Has The Episcopal Church Been Penalised For Its Support Of Gay Marriage – Or Not?
Senior members of The Episcopal Church of the United States have said they are "dismayed" by an Anglican Communion report that they did not vote on "doctrine" at a recent meeting
The Episcopal Church, which endorses gay equality, consecrates gay bishops and clergy and allows same-sex marriage.
As a result, the Church had "consequences" imposed on it by Anglican leaders at last January's primates' meeting in Canterbury.
These consequences, which the primates insisted were not "sanctions", included not permitting members of The Episcopal Church to vote on matters of doctrine at Anglican Communion meetings of policy bodies such as the Anglican Consultative Council.
Rosalie Simmonds Ballentine, Ian Douglas and Gay Clark Jennings, who attended the 16th Anglican Consultative Council meeting in Lusaka, Zambia last April on behalf of The Episcopal Church, say in a post on the Episcopal Digital Network that they were dismayed to read on the Anglican Communion News Service "an article that claims we did not vote on matters of doctrine or polity at the most recent meeting of the ACC."
They state that each one of them attended the entire ACC meeting and voted on every resolution that came before it, including a number that concerned the doctrine and polity of the Anglican Communion.
"As the duly elected ACC members of a province of the Anglican Communion, this was our responsibility and we fulfilled it."
They add: "It could be inferred from today's ACNS story that we did not fulfill our voting responsibilities at ACC-16 to comply with a communique issued by the primates of the Anglican Communion in January 2016. The communique sought to impose consequences on the Episcopal Church for its adoption of marriage equality at our 2015 General Convention. Such an inference would be incorrect."
At the end of the ACC meeting, six outgoing members of the standing committee also released a letter reasserting: "ACC16 neither endorsed nor affirmed the consequences contained in the Primates' Communiqué."
The latest row came after the Archbishop of Canterbury Justin Welby wrote to every Anglican primate setting out his hopes for the next Primates' Meeting, in Canterbury next October.

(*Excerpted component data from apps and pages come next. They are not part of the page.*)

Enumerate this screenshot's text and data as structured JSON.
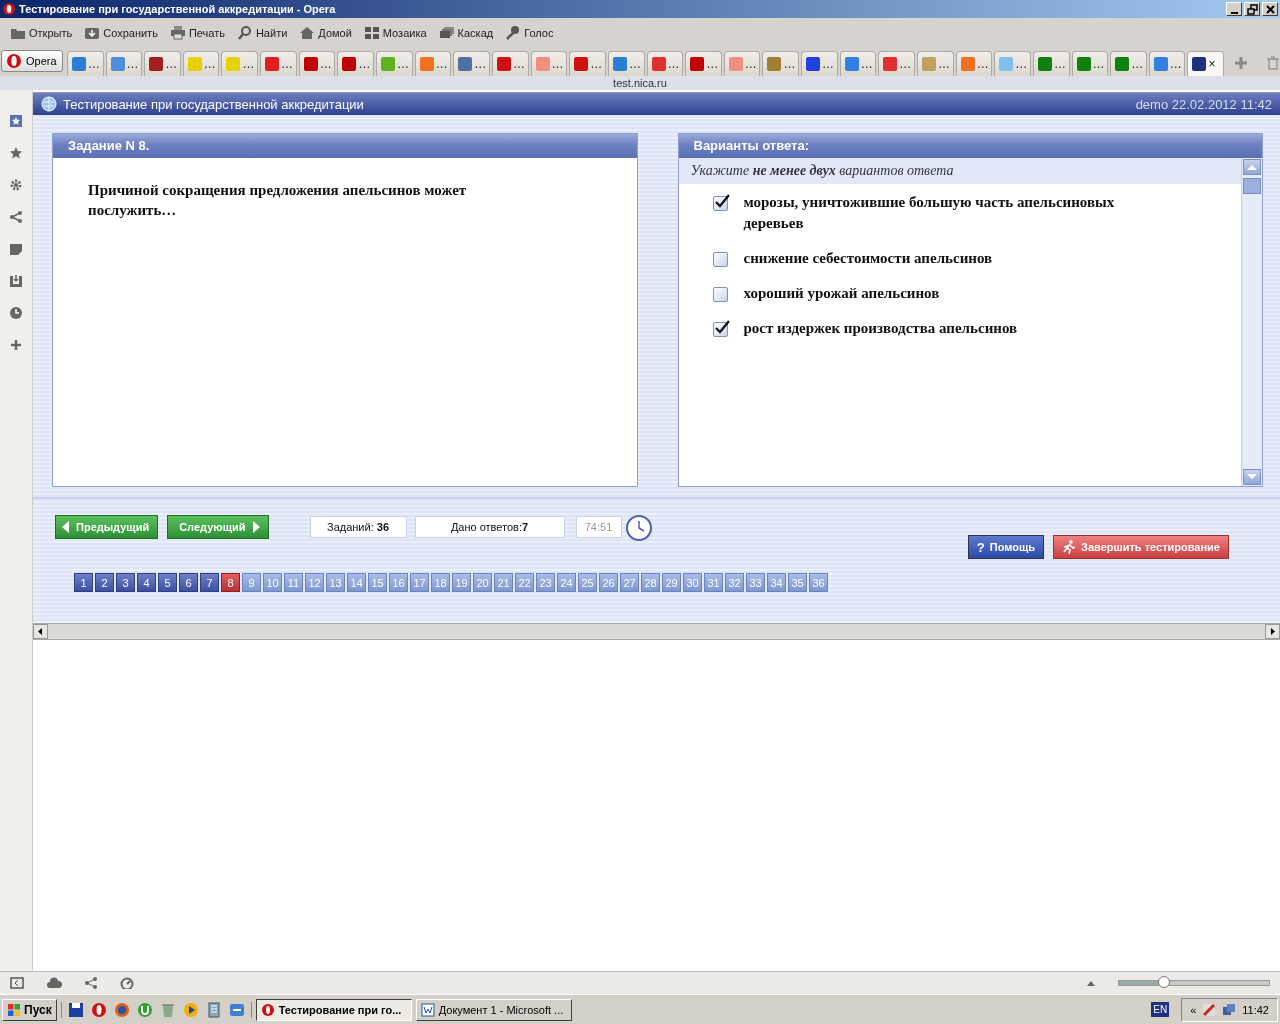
{
  "window": {
    "title": "Тестирование при государственной аккредитации - Opera"
  },
  "toolbar": [
    {
      "label": "Открыть",
      "kind": "folder"
    },
    {
      "label": "Сохранить",
      "kind": "save"
    },
    {
      "label": "Печать",
      "kind": "print"
    },
    {
      "label": "Найти",
      "kind": "search"
    },
    {
      "label": "Домой",
      "kind": "home"
    },
    {
      "label": "Мозаика",
      "kind": "tile"
    },
    {
      "label": "Каскад",
      "kind": "cascade"
    },
    {
      "label": "Голос",
      "kind": "voice"
    }
  ],
  "browser_tabs": {
    "menu_button": "Opera",
    "tabs": [
      {
        "label": "…",
        "color": "#2a7fd4",
        "selected": false
      },
      {
        "label": "…",
        "color": "#4a90d9",
        "selected": false
      },
      {
        "label": "…",
        "color": "#a02020",
        "selected": false
      },
      {
        "label": "…",
        "color": "#e8d000",
        "selected": false
      },
      {
        "label": "…",
        "color": "#e8d000",
        "selected": false
      },
      {
        "label": "…",
        "color": "#e02020",
        "selected": false
      },
      {
        "label": "…",
        "color": "#c00000",
        "selected": false
      },
      {
        "label": "…",
        "color": "#c00000",
        "selected": false
      },
      {
        "label": "…",
        "color": "#60b020",
        "selected": false
      },
      {
        "label": "…",
        "color": "#f07020",
        "selected": false
      },
      {
        "label": "…",
        "color": "#5070a0",
        "selected": false
      },
      {
        "label": "…",
        "color": "#d01010",
        "selected": false
      },
      {
        "label": "…",
        "color": "#f09080",
        "selected": false
      },
      {
        "label": "…",
        "color": "#d01010",
        "selected": false
      },
      {
        "label": "…",
        "color": "#2a7fd4",
        "selected": false
      },
      {
        "label": "…",
        "color": "#e03030",
        "selected": false
      },
      {
        "label": "…",
        "color": "#c00000",
        "selected": false
      },
      {
        "label": "…",
        "color": "#f09080",
        "selected": false
      },
      {
        "label": "…",
        "color": "#a08030",
        "selected": false
      },
      {
        "label": "…",
        "color": "#2040e0",
        "selected": false
      },
      {
        "label": "…",
        "color": "#3080e0",
        "selected": false
      },
      {
        "label": "…",
        "color": "#e03030",
        "selected": false
      },
      {
        "label": "…",
        "color": "#c0a060",
        "selected": false
      },
      {
        "label": "…",
        "color": "#f07020",
        "selected": false
      },
      {
        "label": "…",
        "color": "#80c0f0",
        "selected": false
      },
      {
        "label": "…",
        "color": "#108010",
        "selected": false
      },
      {
        "label": "…",
        "color": "#108010",
        "selected": false
      },
      {
        "label": "…",
        "color": "#108010",
        "selected": false
      },
      {
        "label": "…",
        "color": "#3080e0",
        "selected": false
      },
      {
        "close": "×",
        "color": "#203080",
        "selected": true
      }
    ]
  },
  "address": "test.nica.ru",
  "app": {
    "title": "Тестирование при государственной аккредитации",
    "session": "demo 22.02.2012 11:42"
  },
  "task_panel": {
    "title": "Задание N 8.",
    "question": "Причиной сокращения предложения апельсинов может послужить…"
  },
  "answers_panel": {
    "title": "Варианты ответа:",
    "instruction": "Укажите **не менее двух** вариантов ответа",
    "options": [
      {
        "text": "морозы, уничтожившие большую часть апельсиновых деревьев",
        "checked": true
      },
      {
        "text": "снижение себестоимости апельсинов",
        "checked": false
      },
      {
        "text": "хороший урожай апельсинов",
        "checked": false
      },
      {
        "text": "рост издержек производства апельсинов",
        "checked": true
      }
    ]
  },
  "navigation": {
    "prev": "Предыдущий",
    "next": "Следующий",
    "tasks_count": "Заданий: **36**",
    "answered_count": "Дано ответов:**7**",
    "timer": "74:51",
    "help": "Помощь",
    "help_icon": "?",
    "finish": "Завершить тестирование",
    "questions": [
      {
        "label": "1",
        "answered": true,
        "selected": false
      },
      {
        "label": "2",
        "answered": true,
        "selected": false
      },
      {
        "label": "3",
        "answered": true,
        "selected": false
      },
      {
        "label": "4",
        "answered": true,
        "selected": false
      },
      {
        "label": "5",
        "answered": true,
        "selected": false
      },
      {
        "label": "6",
        "answered": true,
        "selected": false
      },
      {
        "label": "7",
        "answered": true,
        "selected": false
      },
      {
        "label": "8",
        "answered": false,
        "selected": true
      },
      {
        "label": "9",
        "answered": false,
        "selected": false
      },
      {
        "label": "10",
        "answered": false,
        "selected": false
      },
      {
        "label": "11",
        "answered": false,
        "selected": false
      },
      {
        "label": "12",
        "answered": false,
        "selected": false
      },
      {
        "label": "13",
        "answered": false,
        "selected": false
      },
      {
        "label": "14",
        "answered": false,
        "selected": false
      },
      {
        "label": "15",
        "answered": false,
        "selected": false
      },
      {
        "label": "16",
        "answered": false,
        "selected": false
      },
      {
        "label": "17",
        "answered": false,
        "selected": false
      },
      {
        "label": "18",
        "answered": false,
        "selected": false
      },
      {
        "label": "19",
        "answered": false,
        "selected": false
      },
      {
        "label": "20",
        "answered": false,
        "selected": false
      },
      {
        "label": "21",
        "answered": false,
        "selected": false
      },
      {
        "label": "22",
        "answered": false,
        "selected": false
      },
      {
        "label": "23",
        "answered": false,
        "selected": false
      },
      {
        "label": "24",
        "answered": false,
        "selected": false
      },
      {
        "label": "25",
        "answered": false,
        "selected": false
      },
      {
        "label": "26",
        "answered": false,
        "selected": false
      },
      {
        "label": "27",
        "answered": false,
        "selected": false
      },
      {
        "label": "28",
        "answered": false,
        "selected": false
      },
      {
        "label": "29",
        "answered": false,
        "selected": false
      },
      {
        "label": "30",
        "answered": false,
        "selected": false
      },
      {
        "label": "31",
        "answered": false,
        "selected": false
      },
      {
        "label": "32",
        "answered": false,
        "selected": false
      },
      {
        "label": "33",
        "answered": false,
        "selected": false
      },
      {
        "label": "34",
        "answered": false,
        "selected": false
      },
      {
        "label": "35",
        "answered": false,
        "selected": false
      },
      {
        "label": "36",
        "answered": false,
        "selected": false
      }
    ]
  },
  "status_bar": {
    "zoom": {
      "level": 0.3
    }
  },
  "taskbar": {
    "start": "Пуск",
    "tasks": [
      {
        "label": "Тестирование при го...",
        "kind": "opera",
        "selected": true
      },
      {
        "label": "Документ 1 - Microsoft ...",
        "kind": "word",
        "selected": false
      }
    ],
    "language": "EN",
    "tray_expand": "«",
    "clock": "11:42"
  }
}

He referred to the recommendation by Church of Engand bishops last week that the current teaching on marriage should remain unchanged, meaning there can be no same-sex weddings in the Church of England.
He also noted that the current advice on pastoral provision for same-sex couples needs clarification and that the Church needs to repent of the homophobic attitudes it has sometimes failed to rebuke.
Secretary general of the Anglican Communion, Dr Josiah Idowu-Fearon, said: "But it is right that we acknowledge that some of our brothers and sisters do have same-sex attraction and I support the move for a 'fresh tone' in the way the issues are debated. Anglicans are called to love all people, irrespective of their sexual orientation. We are committed to welcoming and loving people with same-sex attraction. More than that, we need to fight against homophobia and anything that criminalises LGBTQ people."
The Anglican Communion News Service reports: "Members of TEC participated in ACC-16 in Lusaka, but none took part in formal votes on issues of doctrine and polity – another stipulation of the Primates' communiqué. In fact, all matters of doctrine and polity were agreed by consensus so no formal vote was necessary."
A prominent member of The Episcopal Church wrote on Facebook: "The intent here is to show that the top bishops of the communion have the power to discipline churches for allowing same-sex couples to marry, and have done so. But they have no such power, and the Episcopal Church's reps voted on every issue at the meeting in question. I know those reps personally and have spoken with them about this."